how the economics change when exchange moves selling their creations. The rest have other reasons
farther down the tail from manufactured products for making things.
to crafts. Second, barter and conversation are more
When I post a picture of a self-made laptop important modes of exchange to crafters than
sleeve on my weblog, does that mean that my monetary transactions. I impart bits of my know-
laptop sleeve is now “on the market”? Many of us how in exchange for your recognition and advice. I
would probably say that the answer depends on may also swap my laptop sleeve for something that
whether I offer to sell my sleeve for a price. you have made. To sell my laptop sleeve for money
Well, let’s assume I do not, but then a stranger is just one option among many.
emails me offering to swap it for something she Third, links determine the crafter value of an
has made. And when my friends see my creation, object. Crafters value objects that can teach them
it inspires them to make their own versions that something new. A product rich with stories about its
inspire yet more crafters. Some sell theirs on origin, maker, materials, and techniques of manu-
Etsy ( etsy.com). facture is infinitely more interesting than a product
In this story, the self-made laptop sleeve on my without a history. For a crafter, a product without
blog is clearly part of some system of exchange. links is a dead product.
Still, it seems that in this system of makers, users, Lastly, crafter demand shows as recognition,
buyers, and sellers, the idea of the market is broader not just purchases. Recognition depends more on
than classical economics would have it. We are used recommendations than marketing dollars spent
to thinking that: on media space. Companies who have dabbled in
» profit motivates exchange, purchasing recommendations will keep burning
» exchange is based on money, their fingers.
» price is determined by supply and demand, So is there a different crafter economics? I think
» and demand can be purchased (stimulated there is, and the crafter exchange logic is moving
through marketing). up the tail to manufactured goods. Witness the
But my goal wasn’t to profit. Money did not growing preference for customized fashion, cars,
always change hands, there was no need to negoti- and electronics. In America, the size of the craft and
ate a price except on Etsy, and nothing was spent hobby industry has risen by 50%, from USD $20
on marketing. billion in 2000 to USD $29 billion in 2004. Although

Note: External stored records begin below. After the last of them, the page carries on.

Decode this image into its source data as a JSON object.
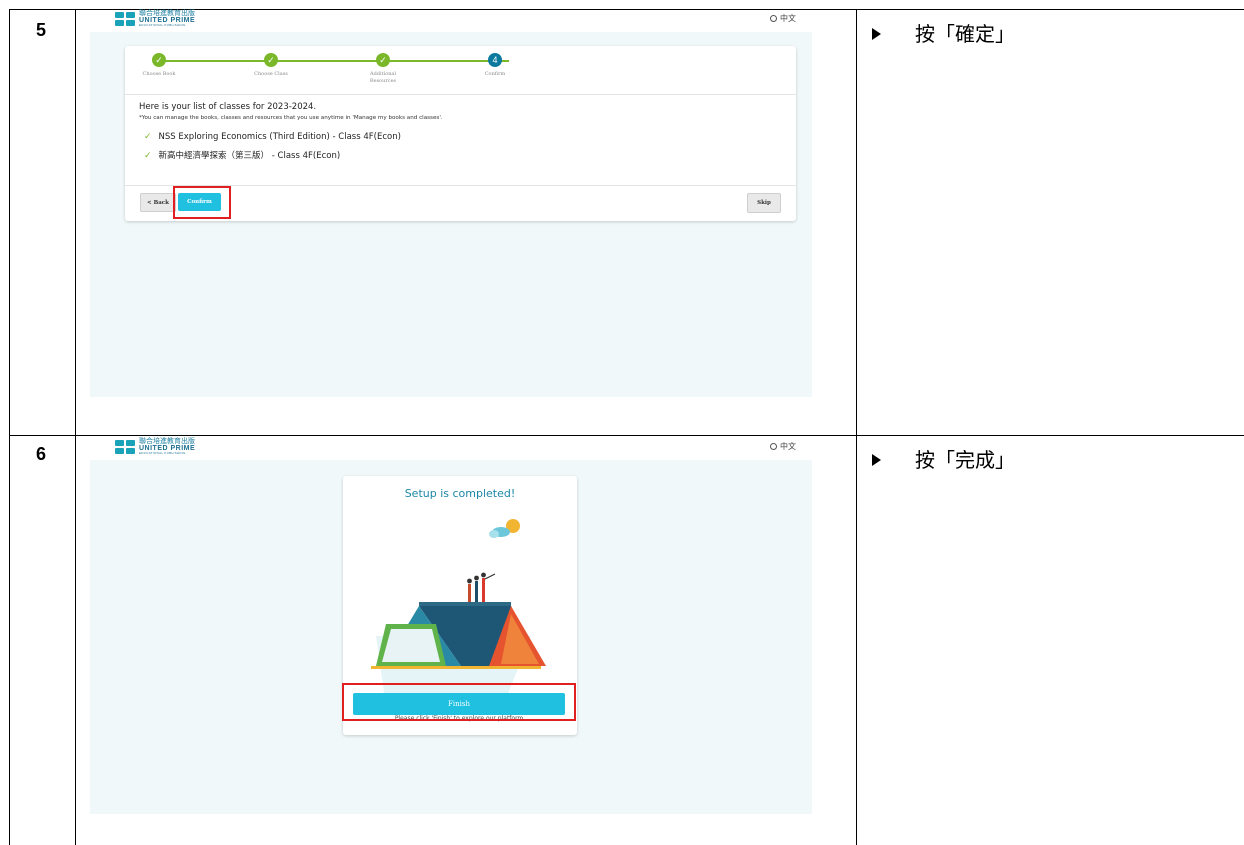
{
  "rows": [
    {
      "step": "5",
      "instruction": "按「確定」",
      "screen": {
        "lang_label": "中文",
        "logo": {
          "zh": "聯合培進教育出版",
          "en": "UNITED PRIME",
          "sub": "EDUCATIONAL PUBLISHING"
        },
        "stepper": [
          {
            "label": "Choose Book",
            "state": "done",
            "mark": "✓"
          },
          {
            "label": "Choose Class",
            "state": "done",
            "mark": "✓"
          },
          {
            "label": "Additional\nResources",
            "state": "done",
            "mark": "✓"
          },
          {
            "label": "Confirm",
            "state": "active",
            "mark": "4"
          }
        ],
        "heading": "Here is your list of classes for 2023-2024.",
        "note": "*You can manage the books, classes and resources that you use anytime in 'Manage my books and classes'.",
        "classes": [
          "NSS Exploring Economics (Third Edition) - Class 4F(Econ)",
          "新高中經濟學探索（第三版） - Class 4F(Econ)"
        ],
        "back_label": "< Back",
        "confirm_label": "Confirm",
        "skip_label": "Skip"
      }
    },
    {
      "step": "6",
      "instruction": "按「完成」",
      "screen": {
        "lang_label": "中文",
        "logo": {
          "zh": "聯合培進教育出版",
          "en": "UNITED PRIME",
          "sub": "EDUCATIONAL PUBLISHING"
        },
        "title": "Setup is completed!",
        "hint": "Please click 'Finish' to explore our platform.",
        "finish_label": "Finish"
      }
    }
  ],
  "colors": {
    "accent": "#1fc0e0",
    "done": "#7ab829",
    "active": "#0b7a9c",
    "highlight": "#e02020",
    "app_bg": "#f1f8fa"
  }
}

If we still want to call this system a market, we money doesn’t move crafters, crafters are moving
need to update the definition of the term. increasing amounts of money. ×